But I must admit, tasty as it was, the dip was blown away by the bacon-wrapped shrimp.
Wrapped in a crispy spiral of smoked bacon, and glistening under a sweet shellac of bourbon-brown sugar glaze, these incredible shrimp disappeared in the blink of an eye. A pound of shrimp was a severe underestimation, and hardly came close to satisfying the six of us. Really, I should have known, considering my dad’s champion-worthy shrimp-eating skills. But truly, a bit of a shortage can be a good thing too. It’s always good to leave everyone aching for just a little more ;).
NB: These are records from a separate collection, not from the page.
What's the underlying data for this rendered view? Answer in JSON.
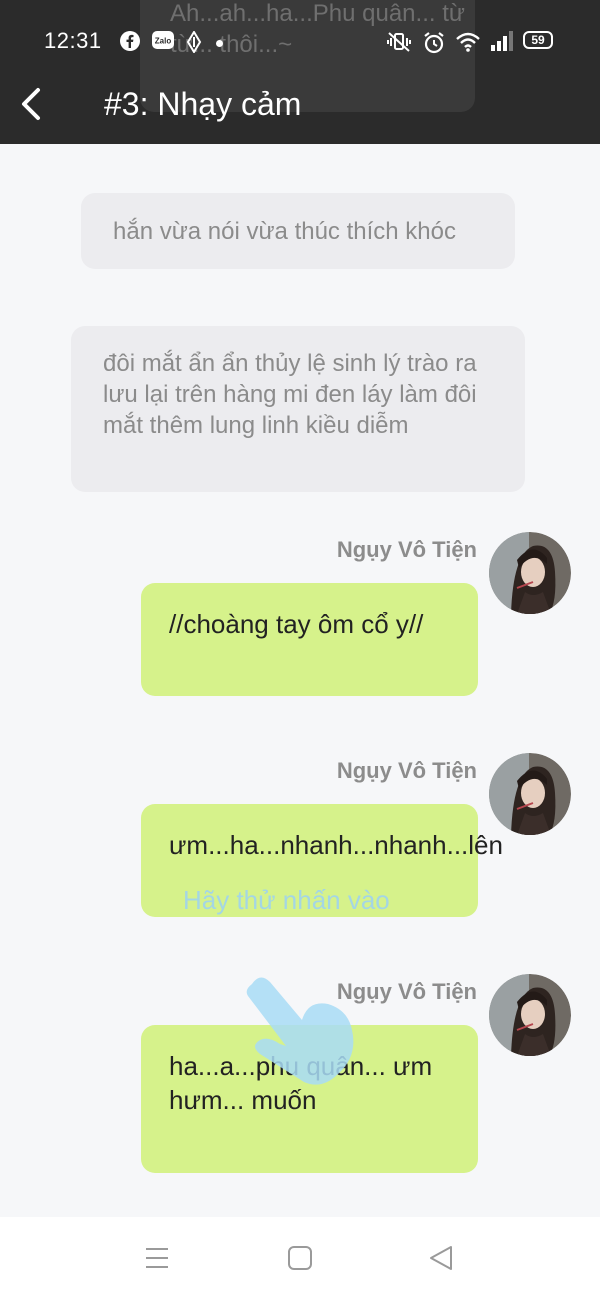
{
  "notification": {
    "ghost_text": "Ah...ah...ha...Phu quân... từ từ... thôi...~"
  },
  "status_bar": {
    "time": "12:31",
    "battery": "59",
    "icons": [
      "facebook-icon",
      "zalo-icon",
      "app-icon",
      "mute-icon",
      "alarm-icon",
      "wifi-icon",
      "signal-icon",
      "battery-icon"
    ]
  },
  "header": {
    "title": "#3: Nhạy cảm",
    "back_icon": "chevron-left-icon"
  },
  "messages": {
    "narration_1": "hắn vừa nói vừa thúc thích khóc",
    "narration_2": "đôi mắt ẩn ẩn thủy lệ sinh lý trào ra lưu lại trên hàng mi đen láy làm đôi mắt thêm lung linh kiều diễm",
    "m1": {
      "sender": "Ngụy Vô Tiện",
      "text": "//choàng tay ôm cổ y//"
    },
    "m2": {
      "sender": "Ngụy Vô Tiện",
      "text": "ưm...ha...nhanh...nhanh...lên"
    },
    "m3": {
      "sender": "Ngụy Vô Tiện",
      "text": "ha...a...phu quân... ưm hưm... muốn"
    }
  },
  "overlay": {
    "hint": "Hãy thử nhấn vào",
    "icon": "tap-hand-icon"
  },
  "nav": {
    "icons": [
      "menu-icon",
      "home-icon",
      "back-triangle-icon"
    ]
  },
  "colors": {
    "topbar": "#2b2b2b",
    "my_bubble": "#d6f28b",
    "narration_bubble": "#ececef",
    "hint": "#9fd3ee"
  }
}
On their own, these shrimp were near perfection. But dunked in the lusciously smooth tomato-bourbon aioli, they were out of this world. Colored a creamy pinkish-orange, with a green confetti swirl of chopped fresh tarragon, this sauce was as pretty as it was tasty. And boasting a boozy undercurrent of bourbon and a tangy kick of sweet tomato, it was a spot-on complement to the bacon-wrapped shrimp. Next time you think of serving boring old shrimp cocktail, think of this instead. I promise, you’ll knock the socks off of anyone who takes a bite.
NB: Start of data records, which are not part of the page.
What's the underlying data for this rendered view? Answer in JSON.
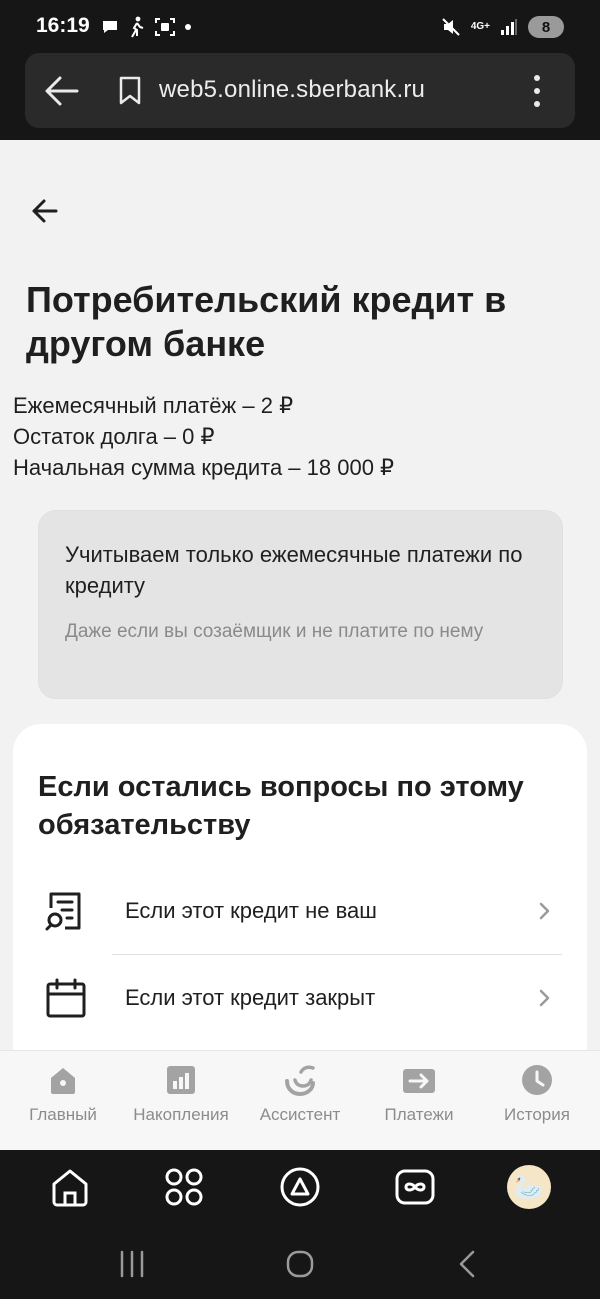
{
  "status_bar": {
    "time": "16:19",
    "network": "4G+",
    "battery": "8",
    "left_icons": [
      "chat-bubble-icon",
      "walking-person-icon",
      "screenshot-icon",
      "dot-icon"
    ],
    "right_icons": [
      "mute-icon",
      "signal-icon"
    ]
  },
  "browser": {
    "url": "web5.online.sberbank.ru"
  },
  "page": {
    "title": "Потребительский кредит в другом банке",
    "details": [
      "Ежемесячный платёж – 2 ₽",
      "Остаток долга – 0 ₽",
      "Начальная сумма кредита – 18 000 ₽"
    ],
    "info_card": {
      "title": "Учитываем только ежемесячные платежи по кредиту",
      "subtitle": "Даже если вы созаёмщик и не платите по нему"
    },
    "questions": {
      "title": "Если остались вопросы по этому обязательству",
      "items": [
        {
          "label": "Если этот кредит не ваш",
          "icon": "document-search-icon"
        },
        {
          "label": "Если этот кредит закрыт",
          "icon": "calendar-icon"
        }
      ]
    }
  },
  "tabbar": {
    "tabs": [
      {
        "label": "Главный",
        "icon": "home-icon"
      },
      {
        "label": "Накопления",
        "icon": "chart-icon"
      },
      {
        "label": "Ассистент",
        "icon": "assistant-icon"
      },
      {
        "label": "Платежи",
        "icon": "payment-arrow-icon"
      },
      {
        "label": "История",
        "icon": "clock-icon"
      }
    ]
  },
  "colors": {
    "page_bg": "#f2f2f2",
    "card_bg": "#e4e4e4",
    "text": "#1f1f1f",
    "muted": "#8a8a8a",
    "tab_icon": "#9a9a9a",
    "system_bar": "#161616"
  }
}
Next up, the gumbo. Standing in for game day chili, this traditional Louisiana stew was a touchdown all around. Chock full of all sorts of goodness – smoky andouille sausage, pink curls of sweet shrimp, mini green wagon wheels of okra and the holy Cajun trinity of onions, celery and bell pepper – and topped with a scoop of brown rice and good pungent pinch of sliced green onions, it was in my book, exactly what you want, when you want gumbo. As far as gumbos go, this one earns a solid A, and from this day forward, this will be my official gumbo recipe.
But like the artichoke dip, the gumbo was a bit over-shadowed by the other dishes. I have to say, the MVP of the day was the muffuletta sandwich.
Layer upon layer of spectacular ingredients, this sandwich was a sight to behold. And it was so completely delicious, maybe the best sandwich I’ve ever eaten. Close to it at any rate.
I think the incredibleness of this sub all starts with the olive salad, a rainbow of vegetables – slices of deep purple kalamatas and drab olive-green olives, neon-green ribbons of spicy peppers, glistening pickled bright orange carrots and pale green celery, slivers of pure white garlic and jade green flecks of fresh herbs. Like a bowl-full of jewels. I hate to dwell on aesthetics, when it’s the taste that ultimately counts, but in my mind, the sheer beauty of this salad will always win out over its admittedly equal deliciousness. Just look.
So it all starts with the olive salad. But every last component of this sandwich was equally important to its ultimate success. The crusty Italian bread. The melty provolone cheese. The deep pink ribbons of salty cured meats. The peppery leaves of baby arugula. And oh, the blistered and caramelized slow-roasted tomato slices. Each delicious layer piled high atop the next, all of it hot and toasty from the oven.
To add a bit of sweetness to our savory spread, I made my old favorite, chocolate brownies, and a new favorite too, caramel nut bars. A recipe of Martha Stewart’s, these are absolutely one-hundred percent incredible. With a flaky cookie base and a thick, gooey topping of salty golden caramel, all studded with toasted pecans, peanuts and cashews, these are the richest, most ridiculously decadent things around. And when it comes to my favorite desserts, they take top honors in the bar category. Maybe even above brownies. Or maybe tied, I don’t know. Maybe there’s no need to qualify their magnificence.
Needless to say, the brownies and caramel nut bars were a perfect capstone in our Super Bowl smorgasbord. And a great touch of sweetness in an altogether super night.